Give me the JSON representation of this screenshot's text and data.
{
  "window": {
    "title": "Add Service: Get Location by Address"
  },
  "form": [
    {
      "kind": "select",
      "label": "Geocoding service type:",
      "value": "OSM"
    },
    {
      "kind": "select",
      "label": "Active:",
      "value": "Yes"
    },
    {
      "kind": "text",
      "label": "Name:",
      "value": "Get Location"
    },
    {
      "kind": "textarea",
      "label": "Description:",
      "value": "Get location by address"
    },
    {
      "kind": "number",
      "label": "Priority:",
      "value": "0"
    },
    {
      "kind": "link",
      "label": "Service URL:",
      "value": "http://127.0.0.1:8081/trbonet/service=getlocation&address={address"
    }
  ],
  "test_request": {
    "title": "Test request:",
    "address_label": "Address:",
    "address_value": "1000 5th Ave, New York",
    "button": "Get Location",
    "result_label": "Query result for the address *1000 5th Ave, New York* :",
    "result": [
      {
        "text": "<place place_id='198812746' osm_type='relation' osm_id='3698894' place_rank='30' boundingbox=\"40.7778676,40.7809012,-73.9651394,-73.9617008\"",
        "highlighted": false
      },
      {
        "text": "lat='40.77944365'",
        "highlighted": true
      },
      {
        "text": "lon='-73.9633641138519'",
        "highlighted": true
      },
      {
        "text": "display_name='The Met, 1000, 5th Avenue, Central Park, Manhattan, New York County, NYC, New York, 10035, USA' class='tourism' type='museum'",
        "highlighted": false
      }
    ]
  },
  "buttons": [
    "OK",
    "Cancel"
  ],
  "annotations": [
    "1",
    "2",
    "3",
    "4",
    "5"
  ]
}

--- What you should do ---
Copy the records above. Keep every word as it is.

--- Solution below ---
Give me the JSON representation of this screenshot's text and data.
{
  "window": {
    "title": "Add Service: Get Location by Address"
  },
  "form": [
    {
      "kind": "select",
      "label": "Geocoding service type:",
      "value": "OSM"
    },
    {
      "kind": "select",
      "label": "Active:",
      "value": "Yes"
    },
    {
      "kind": "text",
      "label": "Name:",
      "value": "Get Location"
    },
    {
      "kind": "textarea",
      "label": "Description:",
      "value": "Get location by address"
    },
    {
      "kind": "number",
      "label": "Priority:",
      "value": "0"
    },
    {
      "kind": "link",
      "label": "Service URL:",
      "value": "http://127.0.0.1:8081/trbonet/service=getlocation&address={address"
    }
  ],
  "test_request": {
    "title": "Test request:",
    "address_label": "Address:",
    "address_value": "1000 5th Ave, New York",
    "button": "Get Location",
    "result_label": "Query result for the address *1000 5th Ave, New York* :",
    "result": [
      {
        "text": "<place place_id='198812746' osm_type='relation' osm_id='3698894' place_rank='30' boundingbox=\"40.7778676,40.7809012,-73.9651394,-73.9617008\"",
        "highlighted": false
      },
      {
        "text": "lat='40.77944365'",
        "highlighted": true
      },
      {
        "text": "lon='-73.9633641138519'",
        "highlighted": true
      },
      {
        "text": "display_name='The Met, 1000, 5th Avenue, Central Park, Manhattan, New York County, NYC, New York, 10035, USA' class='tourism' type='museum'",
        "highlighted": false
      }
    ]
  },
  "buttons": [
    "OK",
    "Cancel"
  ],
  "annotations": [
    "1",
    "2",
    "3",
    "4",
    "5"
  ]
}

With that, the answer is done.